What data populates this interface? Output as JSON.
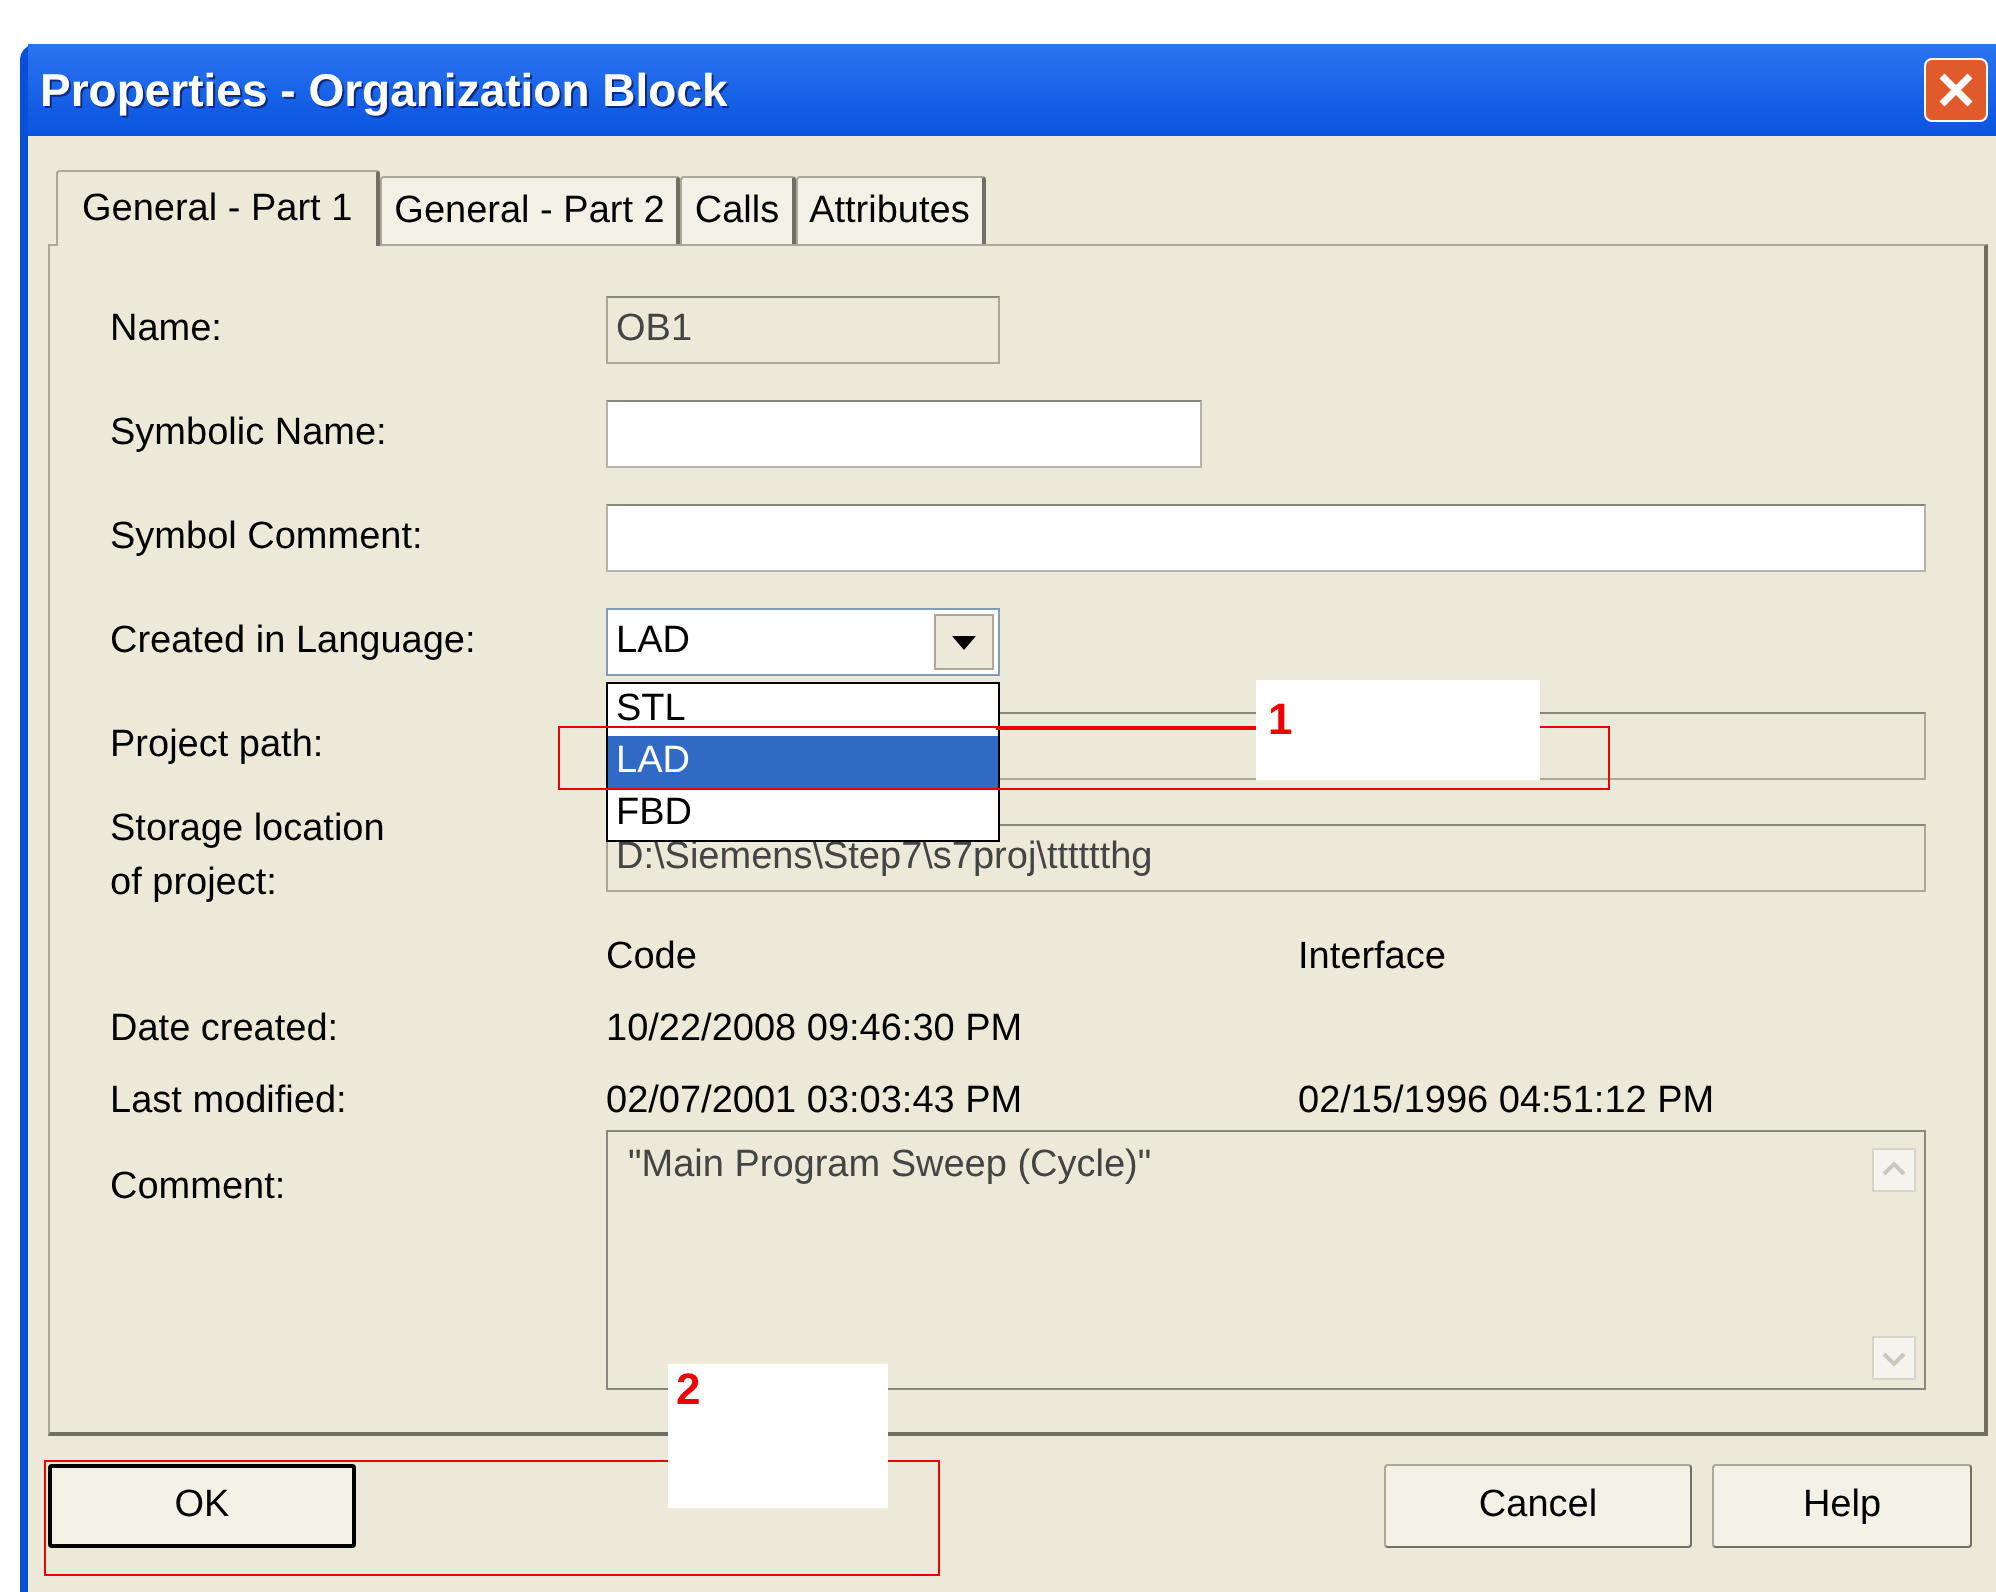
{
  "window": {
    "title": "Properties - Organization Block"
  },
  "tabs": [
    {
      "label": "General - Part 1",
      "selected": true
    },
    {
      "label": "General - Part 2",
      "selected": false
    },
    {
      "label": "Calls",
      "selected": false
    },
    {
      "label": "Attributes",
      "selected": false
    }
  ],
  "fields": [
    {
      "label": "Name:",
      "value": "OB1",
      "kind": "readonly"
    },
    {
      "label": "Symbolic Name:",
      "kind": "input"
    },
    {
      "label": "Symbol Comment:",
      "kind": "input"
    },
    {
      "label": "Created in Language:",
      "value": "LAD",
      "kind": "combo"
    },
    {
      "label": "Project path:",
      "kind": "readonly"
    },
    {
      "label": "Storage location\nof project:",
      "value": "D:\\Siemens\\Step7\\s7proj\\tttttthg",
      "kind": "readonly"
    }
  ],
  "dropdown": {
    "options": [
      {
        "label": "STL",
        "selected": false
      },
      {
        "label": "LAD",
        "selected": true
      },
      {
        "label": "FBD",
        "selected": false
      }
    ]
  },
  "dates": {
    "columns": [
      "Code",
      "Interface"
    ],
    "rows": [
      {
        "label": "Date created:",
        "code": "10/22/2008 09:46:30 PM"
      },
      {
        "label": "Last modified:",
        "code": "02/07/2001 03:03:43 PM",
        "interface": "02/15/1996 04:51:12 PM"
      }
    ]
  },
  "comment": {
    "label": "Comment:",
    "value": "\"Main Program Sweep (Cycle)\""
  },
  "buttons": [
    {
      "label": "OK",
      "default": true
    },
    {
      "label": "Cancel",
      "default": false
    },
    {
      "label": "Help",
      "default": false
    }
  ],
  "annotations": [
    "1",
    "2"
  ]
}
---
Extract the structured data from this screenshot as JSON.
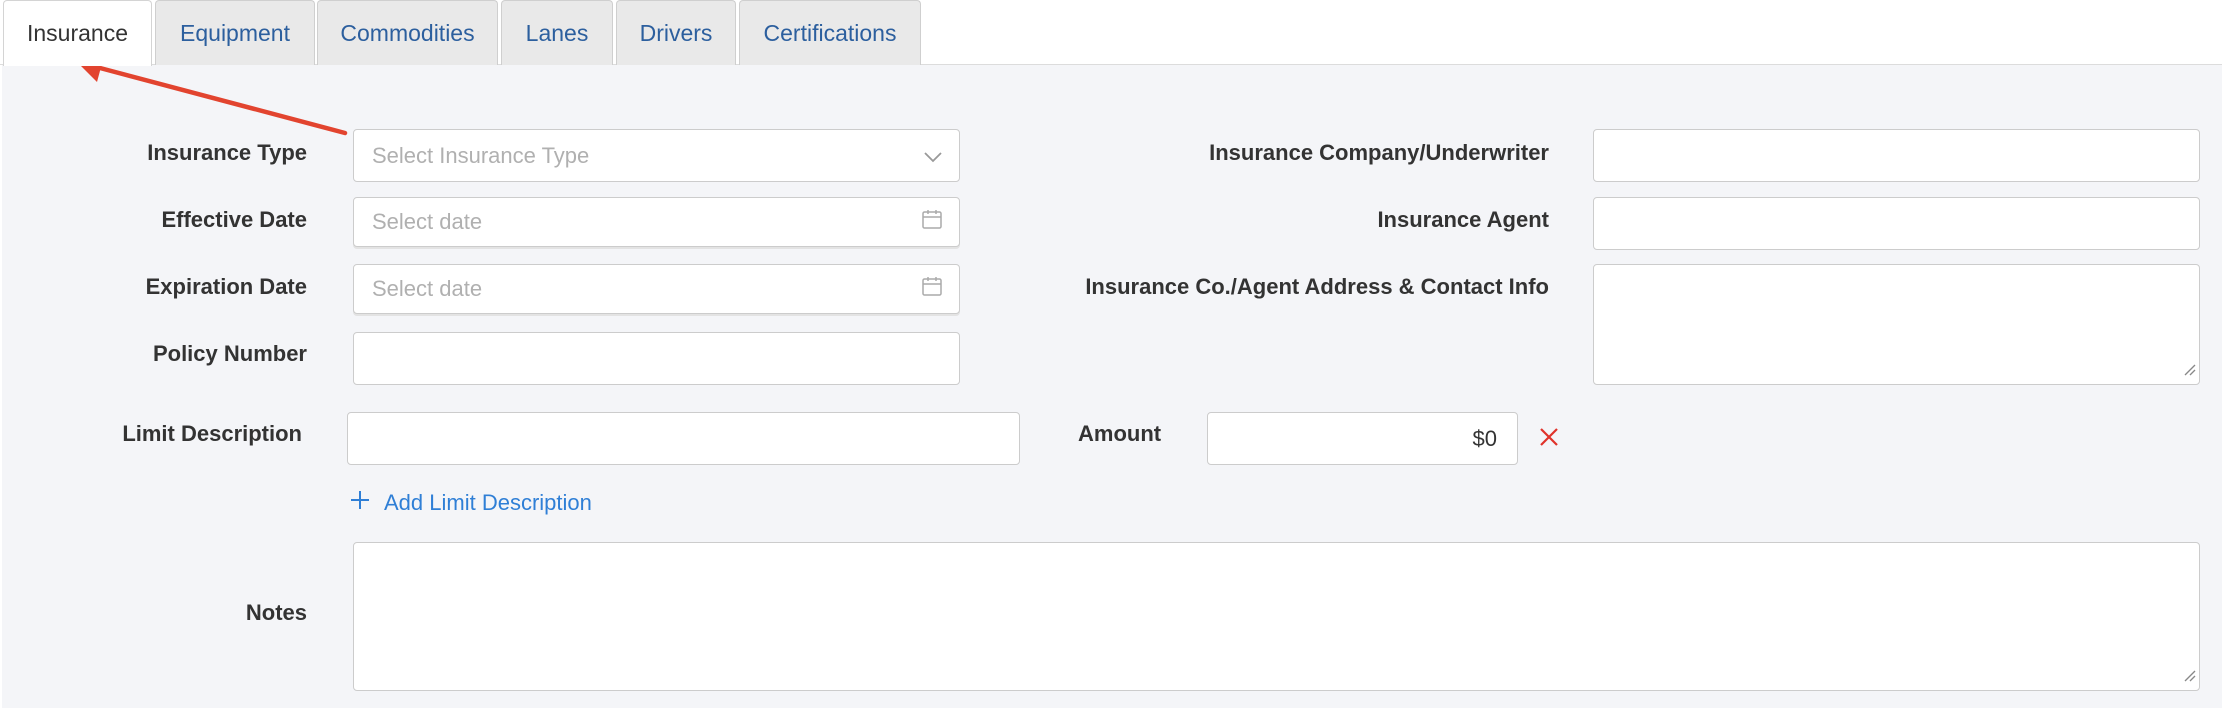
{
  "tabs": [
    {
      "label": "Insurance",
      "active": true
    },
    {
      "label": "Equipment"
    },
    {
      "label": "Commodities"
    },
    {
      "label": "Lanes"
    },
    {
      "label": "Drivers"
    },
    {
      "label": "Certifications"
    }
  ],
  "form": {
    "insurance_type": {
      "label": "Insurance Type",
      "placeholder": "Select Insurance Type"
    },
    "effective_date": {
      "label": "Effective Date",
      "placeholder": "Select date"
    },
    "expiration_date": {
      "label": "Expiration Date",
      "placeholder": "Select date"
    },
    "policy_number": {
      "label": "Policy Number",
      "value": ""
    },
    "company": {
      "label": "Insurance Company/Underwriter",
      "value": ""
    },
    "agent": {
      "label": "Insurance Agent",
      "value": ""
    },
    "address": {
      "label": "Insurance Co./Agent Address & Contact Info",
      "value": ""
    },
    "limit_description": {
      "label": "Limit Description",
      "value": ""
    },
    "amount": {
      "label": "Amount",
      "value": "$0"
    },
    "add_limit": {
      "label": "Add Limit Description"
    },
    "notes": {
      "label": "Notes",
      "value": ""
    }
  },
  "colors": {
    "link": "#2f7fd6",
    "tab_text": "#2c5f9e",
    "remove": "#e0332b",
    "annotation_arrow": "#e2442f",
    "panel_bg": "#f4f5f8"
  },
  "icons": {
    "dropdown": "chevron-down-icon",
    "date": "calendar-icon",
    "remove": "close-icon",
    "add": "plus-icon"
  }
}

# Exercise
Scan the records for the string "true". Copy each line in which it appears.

# Task response
      "selected": true
        "selected": true
      "default": true
      "active": true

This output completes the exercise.